→ **EXERCISE PROMPT**:
Could you print each entry below verbatim while omitting the pictures?

=====

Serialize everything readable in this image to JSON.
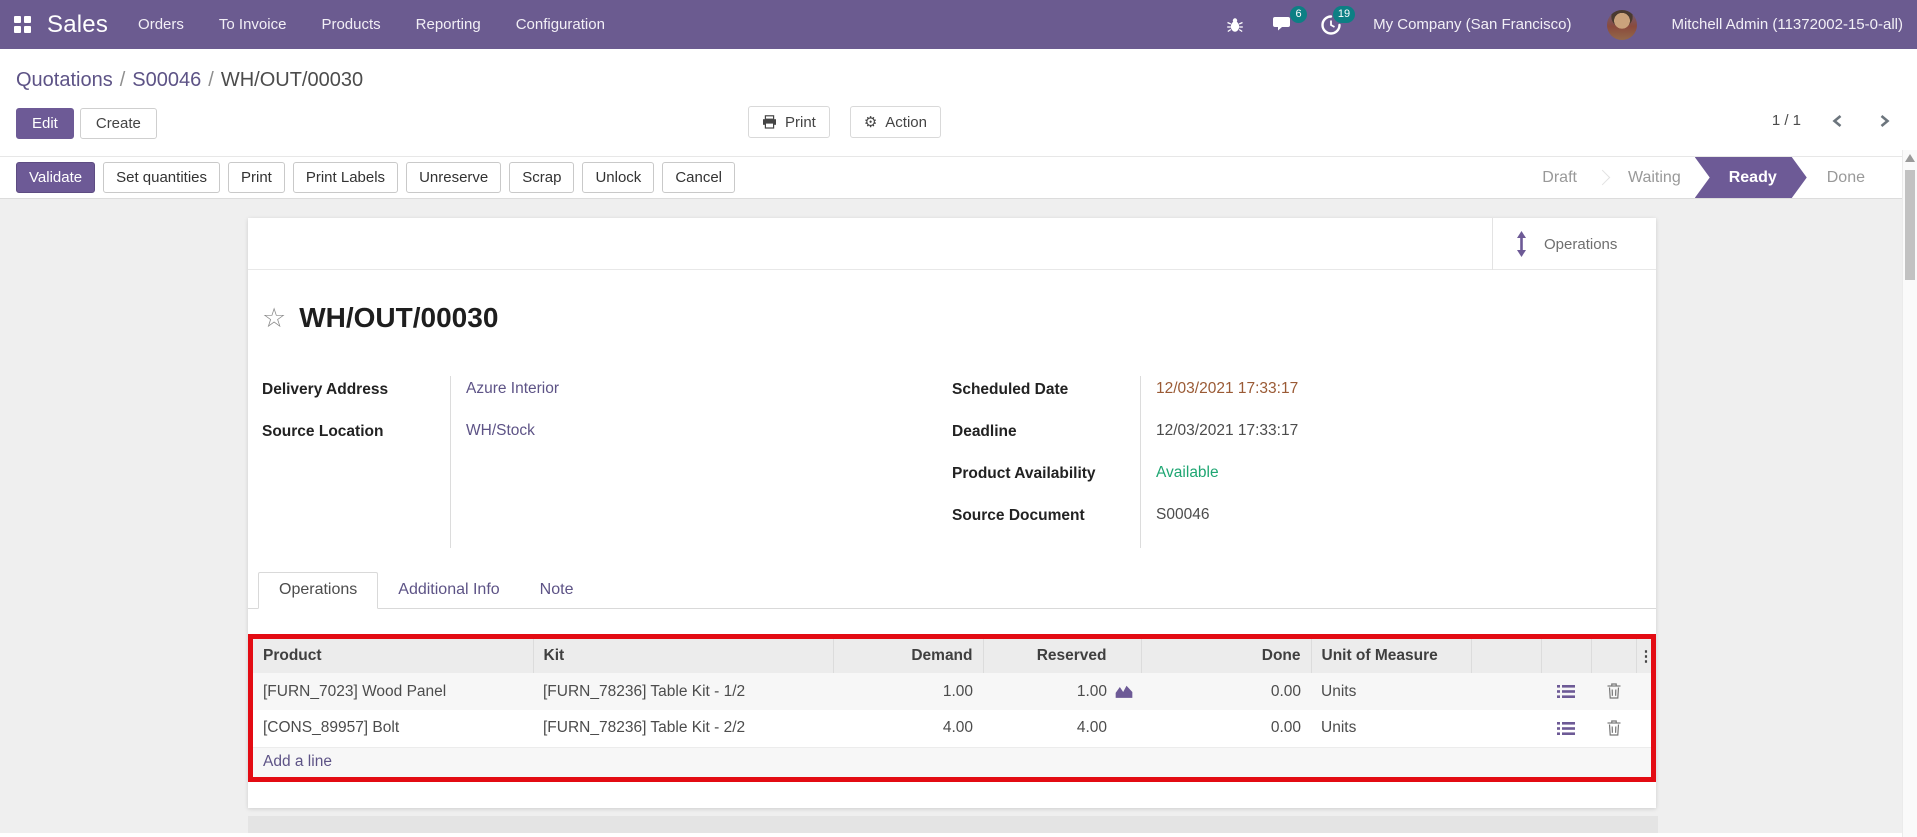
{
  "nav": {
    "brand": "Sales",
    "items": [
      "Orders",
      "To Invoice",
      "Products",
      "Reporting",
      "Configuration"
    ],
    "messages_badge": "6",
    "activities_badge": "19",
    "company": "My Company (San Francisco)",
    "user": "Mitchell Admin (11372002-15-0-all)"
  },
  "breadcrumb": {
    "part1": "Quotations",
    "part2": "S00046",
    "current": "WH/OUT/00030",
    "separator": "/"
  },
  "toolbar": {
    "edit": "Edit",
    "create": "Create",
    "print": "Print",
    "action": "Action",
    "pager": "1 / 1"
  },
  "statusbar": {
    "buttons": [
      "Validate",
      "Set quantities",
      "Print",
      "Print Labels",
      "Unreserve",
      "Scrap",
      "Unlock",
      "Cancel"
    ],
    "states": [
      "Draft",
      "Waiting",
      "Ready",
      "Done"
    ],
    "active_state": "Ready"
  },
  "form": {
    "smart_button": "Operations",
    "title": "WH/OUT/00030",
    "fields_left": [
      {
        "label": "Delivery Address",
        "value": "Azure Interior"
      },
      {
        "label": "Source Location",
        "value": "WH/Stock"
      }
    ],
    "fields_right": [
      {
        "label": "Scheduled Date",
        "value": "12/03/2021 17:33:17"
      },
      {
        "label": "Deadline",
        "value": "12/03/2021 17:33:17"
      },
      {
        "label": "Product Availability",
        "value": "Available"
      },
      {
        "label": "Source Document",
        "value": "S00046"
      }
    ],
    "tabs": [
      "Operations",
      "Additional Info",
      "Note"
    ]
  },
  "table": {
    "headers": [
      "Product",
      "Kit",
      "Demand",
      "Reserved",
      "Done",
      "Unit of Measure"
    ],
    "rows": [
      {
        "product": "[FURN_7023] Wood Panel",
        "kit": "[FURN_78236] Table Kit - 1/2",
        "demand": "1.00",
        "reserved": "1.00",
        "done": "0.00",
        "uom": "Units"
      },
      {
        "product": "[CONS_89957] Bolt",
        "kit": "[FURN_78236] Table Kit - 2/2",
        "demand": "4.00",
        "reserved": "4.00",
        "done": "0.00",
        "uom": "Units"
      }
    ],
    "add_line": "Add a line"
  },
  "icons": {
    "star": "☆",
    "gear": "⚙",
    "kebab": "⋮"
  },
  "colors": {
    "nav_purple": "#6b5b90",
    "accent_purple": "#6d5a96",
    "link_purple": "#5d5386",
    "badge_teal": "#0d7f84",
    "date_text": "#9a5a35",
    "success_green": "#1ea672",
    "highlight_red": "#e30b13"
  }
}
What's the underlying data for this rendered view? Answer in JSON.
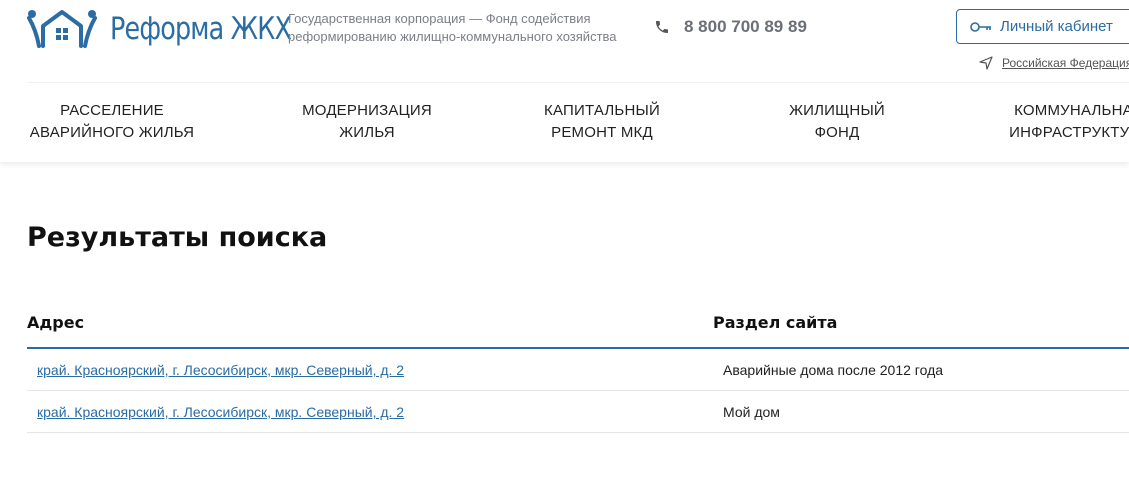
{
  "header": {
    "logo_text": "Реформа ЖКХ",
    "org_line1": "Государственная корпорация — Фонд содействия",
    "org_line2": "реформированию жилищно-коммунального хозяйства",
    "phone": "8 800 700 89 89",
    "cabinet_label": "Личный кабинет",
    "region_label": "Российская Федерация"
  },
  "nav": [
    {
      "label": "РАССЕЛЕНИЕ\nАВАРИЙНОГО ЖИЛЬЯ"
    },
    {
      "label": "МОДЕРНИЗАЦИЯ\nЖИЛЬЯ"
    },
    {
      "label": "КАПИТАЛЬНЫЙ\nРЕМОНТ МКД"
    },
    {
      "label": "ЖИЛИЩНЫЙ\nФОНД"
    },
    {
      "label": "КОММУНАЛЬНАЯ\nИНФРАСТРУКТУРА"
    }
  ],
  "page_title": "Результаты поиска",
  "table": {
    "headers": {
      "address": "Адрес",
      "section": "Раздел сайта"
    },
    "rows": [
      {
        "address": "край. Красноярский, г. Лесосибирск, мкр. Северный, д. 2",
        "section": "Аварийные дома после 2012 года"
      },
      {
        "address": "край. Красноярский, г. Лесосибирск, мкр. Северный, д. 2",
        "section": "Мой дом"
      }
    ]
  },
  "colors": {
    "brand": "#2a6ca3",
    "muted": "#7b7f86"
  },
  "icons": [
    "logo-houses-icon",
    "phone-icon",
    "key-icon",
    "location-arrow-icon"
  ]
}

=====

→ **REPLY TO THE EXERCISE**:
Serialize everything readable in this image to JSON.
{
  "nav": {
    "brand": "Sales",
    "items": [
      "Orders",
      "To Invoice",
      "Products",
      "Reporting",
      "Configuration"
    ],
    "messages_badge": "6",
    "activities_badge": "19",
    "company": "My Company (San Francisco)",
    "user": "Mitchell Admin (11372002-15-0-all)"
  },
  "breadcrumb": {
    "part1": "Quotations",
    "part2": "S00046",
    "current": "WH/OUT/00030",
    "separator": "/"
  },
  "toolbar": {
    "edit": "Edit",
    "create": "Create",
    "print": "Print",
    "action": "Action",
    "pager": "1 / 1"
  },
  "statusbar": {
    "buttons": [
      "Validate",
      "Set quantities",
      "Print",
      "Print Labels",
      "Unreserve",
      "Scrap",
      "Unlock",
      "Cancel"
    ],
    "states": [
      "Draft",
      "Waiting",
      "Ready",
      "Done"
    ],
    "active_state": "Ready"
  },
  "form": {
    "smart_button": "Operations",
    "title": "WH/OUT/00030",
    "fields_left": [
      {
        "label": "Delivery Address",
        "value": "Azure Interior"
      },
      {
        "label": "Source Location",
        "value": "WH/Stock"
      }
    ],
    "fields_right": [
      {
        "label": "Scheduled Date",
        "value": "12/03/2021 17:33:17"
      },
      {
        "label": "Deadline",
        "value": "12/03/2021 17:33:17"
      },
      {
        "label": "Product Availability",
        "value": "Available"
      },
      {
        "label": "Source Document",
        "value": "S00046"
      }
    ],
    "tabs": [
      "Operations",
      "Additional Info",
      "Note"
    ]
  },
  "table": {
    "headers": [
      "Product",
      "Kit",
      "Demand",
      "Reserved",
      "Done",
      "Unit of Measure"
    ],
    "rows": [
      {
        "product": "[FURN_7023] Wood Panel",
        "kit": "[FURN_78236] Table Kit - 1/2",
        "demand": "1.00",
        "reserved": "1.00",
        "done": "0.00",
        "uom": "Units"
      },
      {
        "product": "[CONS_89957] Bolt",
        "kit": "[FURN_78236] Table Kit - 2/2",
        "demand": "4.00",
        "reserved": "4.00",
        "done": "0.00",
        "uom": "Units"
      }
    ],
    "add_line": "Add a line"
  },
  "icons": {
    "star": "☆",
    "gear": "⚙",
    "kebab": "⋮"
  },
  "colors": {
    "nav_purple": "#6b5b90",
    "accent_purple": "#6d5a96",
    "link_purple": "#5d5386",
    "badge_teal": "#0d7f84",
    "date_text": "#9a5a35",
    "success_green": "#1ea672",
    "highlight_red": "#e30b13"
  }
}
What's the underlying data for this rendered view? Answer in JSON.
{
  "header": {
    "logo_text": "Реформа ЖКХ",
    "org_line1": "Государственная корпорация — Фонд содействия",
    "org_line2": "реформированию жилищно-коммунального хозяйства",
    "phone": "8 800 700 89 89",
    "cabinet_label": "Личный кабинет",
    "region_label": "Российская Федерация"
  },
  "nav": [
    {
      "label": "РАССЕЛЕНИЕ\nАВАРИЙНОГО ЖИЛЬЯ"
    },
    {
      "label": "МОДЕРНИЗАЦИЯ\nЖИЛЬЯ"
    },
    {
      "label": "КАПИТАЛЬНЫЙ\nРЕМОНТ МКД"
    },
    {
      "label": "ЖИЛИЩНЫЙ\nФОНД"
    },
    {
      "label": "КОММУНАЛЬНАЯ\nИНФРАСТРУКТУРА"
    }
  ],
  "page_title": "Результаты поиска",
  "table": {
    "headers": {
      "address": "Адрес",
      "section": "Раздел сайта"
    },
    "rows": [
      {
        "address": "край. Красноярский, г. Лесосибирск, мкр. Северный, д. 2",
        "section": "Аварийные дома после 2012 года"
      },
      {
        "address": "край. Красноярский, г. Лесосибирск, мкр. Северный, д. 2",
        "section": "Мой дом"
      }
    ]
  },
  "colors": {
    "brand": "#2a6ca3",
    "muted": "#7b7f86"
  },
  "icons": [
    "logo-houses-icon",
    "phone-icon",
    "key-icon",
    "location-arrow-icon"
  ]
}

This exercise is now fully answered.